Valentino Rossi took a dim view of Lorenzo's appeal to luck. "I think it is disrespectful to me to blame fate," Rossi told the Italian press. He could not resist taking a dig at his teammate when asked about tire preservation. "You could say I was more intelligent," Rossi answered. "But let's say that I am more lucky." Though the atmosphere in the Movistar Yamaha garage has been largely cordial throughout the year, now that the title is coming down to the final few races, the knives are coming out.
There were, of course, more than just three riders in the race at Motegi. But as the title chase reaches a climax, what transpires between Jorge Lorenzo and Valentino Rossi becomes increasingly portentous. There were many stories to tell of what went on behind the podium battle, but they must wait for tomorrow. The fight for the title is important enough to deserve a chapter of its own.
Where does Motegi leave the 2015 MotoGP championship? Valentino Rossi is firmly in control now, but the fat lady is still very much in her dressing room. A lot can go wrong for either rider in the last three races, and a single mistake can turn the championship on its head once again. Jorge Lorenzo looks certain to win one race, maybe more before the season is over. But it is looking more and more like that won't matter. Mat Oxley wrote recently that for Rossi to win the title, he needs "stuff" to happen. After the events at Motegi, Rossi no longer needs help from outside. The tenth title is now within reach. But the old rooster will not be counting his chickens just yet.

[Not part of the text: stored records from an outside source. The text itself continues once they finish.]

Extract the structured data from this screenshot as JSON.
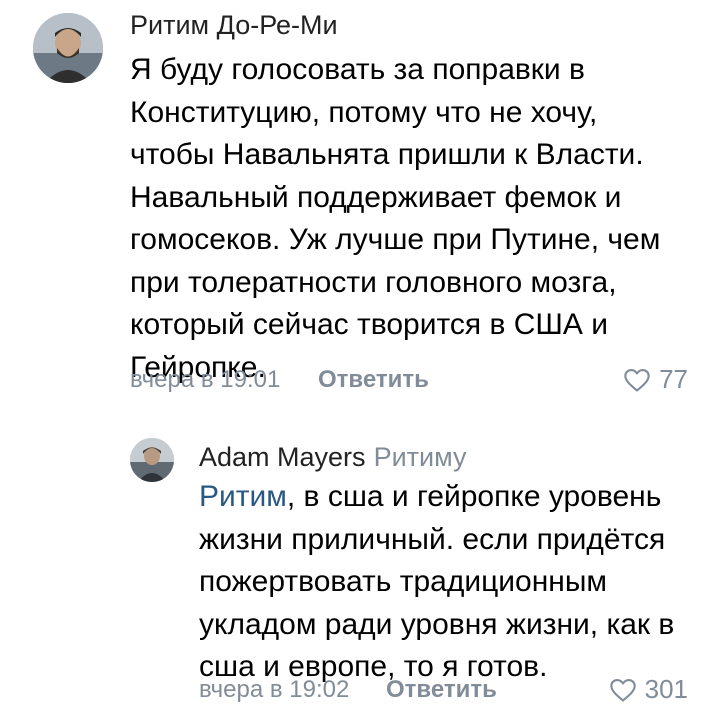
{
  "comment": {
    "author": "Ритим До-Ре-Ми",
    "text": "Я буду голосовать за поправки в Конституцию, потому что не хочу, чтобы Навальнята пришли к Власти. Навальный поддерживает фемок и гомосеков. Уж лучше при Путине, чем при толератности головного мозга, который сейчас творится в США и Гейропке.",
    "time": "вчера в 19:01",
    "reply_label": "Ответить",
    "likes": "77",
    "avatar_icon": "person-avatar"
  },
  "reply": {
    "author": "Adam Mayers",
    "reply_to": "Ритиму",
    "mention": "Ритим",
    "text": ", в сша и гейропке уровень жизни приличный. если придётся пожертвовать традиционным укладом ради уровня жизни, как в сша и европе, то я готов.",
    "time": "вчера в 19:02",
    "reply_label": "Ответить",
    "likes": "301",
    "avatar_icon": "person-avatar"
  },
  "colors": {
    "link": "#2a5885",
    "meta": "#818c99"
  }
}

Gathering the background information for long articles such as these is an expensive and time-consuming operation. If you enjoyed this article, please consider supporting MotoMatters.com. You can help by either taking out a subscription, buying the beautiful MotoMatters.com 2015 racing calendar, by making a donation, or by contributing via our GoFundMe page.